(Source data)
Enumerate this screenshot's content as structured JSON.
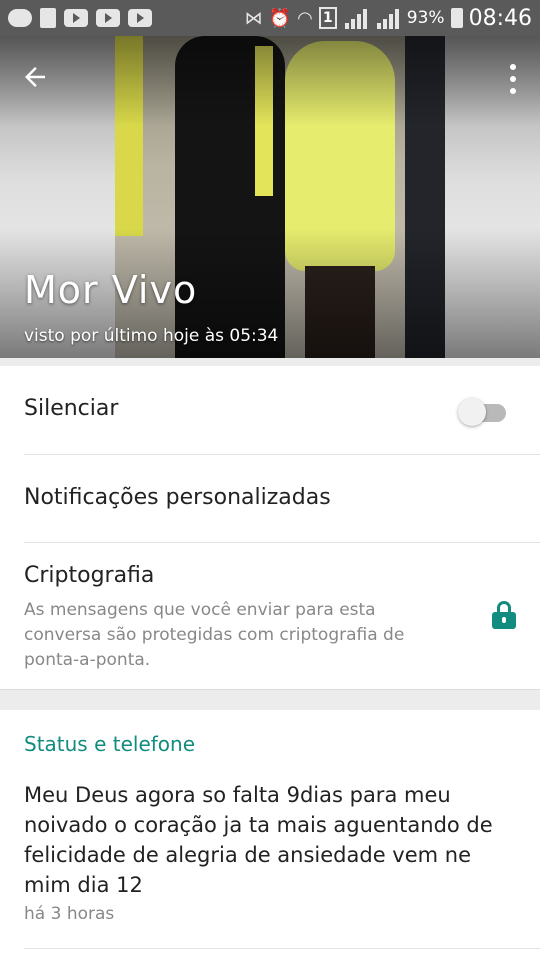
{
  "status_bar": {
    "battery_percent": "93%",
    "time": "08:46",
    "sim_slot": "1"
  },
  "header": {
    "contact_name": "Mor Vivo",
    "last_seen": "visto por último hoje às 05:34",
    "back_icon": "arrow-back-icon",
    "menu_icon": "more-vert-icon"
  },
  "settings": {
    "mute_label": "Silenciar",
    "mute_enabled": false,
    "custom_notifications_label": "Notificações personalizadas",
    "encryption_label": "Criptografia",
    "encryption_description": "As mensagens que você enviar para esta conversa são protegidas com criptografia de ponta-a-ponta.",
    "lock_icon": "lock-icon"
  },
  "status_section": {
    "title": "Status e telefone",
    "status_text": "Meu Deus agora so falta 9dias para meu noivado o coração ja ta mais aguentando de felicidade de alegria de ansiedade vem ne mim dia 12",
    "status_time": "há 3 horas"
  },
  "colors": {
    "accent": "#128c7e",
    "status_bar": "#5a5a5a"
  }
}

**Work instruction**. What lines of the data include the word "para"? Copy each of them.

**Task solution**.
    "encryption_description": "As mensagens que você enviar para esta conversa são protegidas com criptografia de ponta-a-ponta.",
    "status_text": "Meu Deus agora so falta 9dias para meu noivado o coração ja ta mais aguentando de felicidade de alegria de ansiedade vem ne mim dia 12",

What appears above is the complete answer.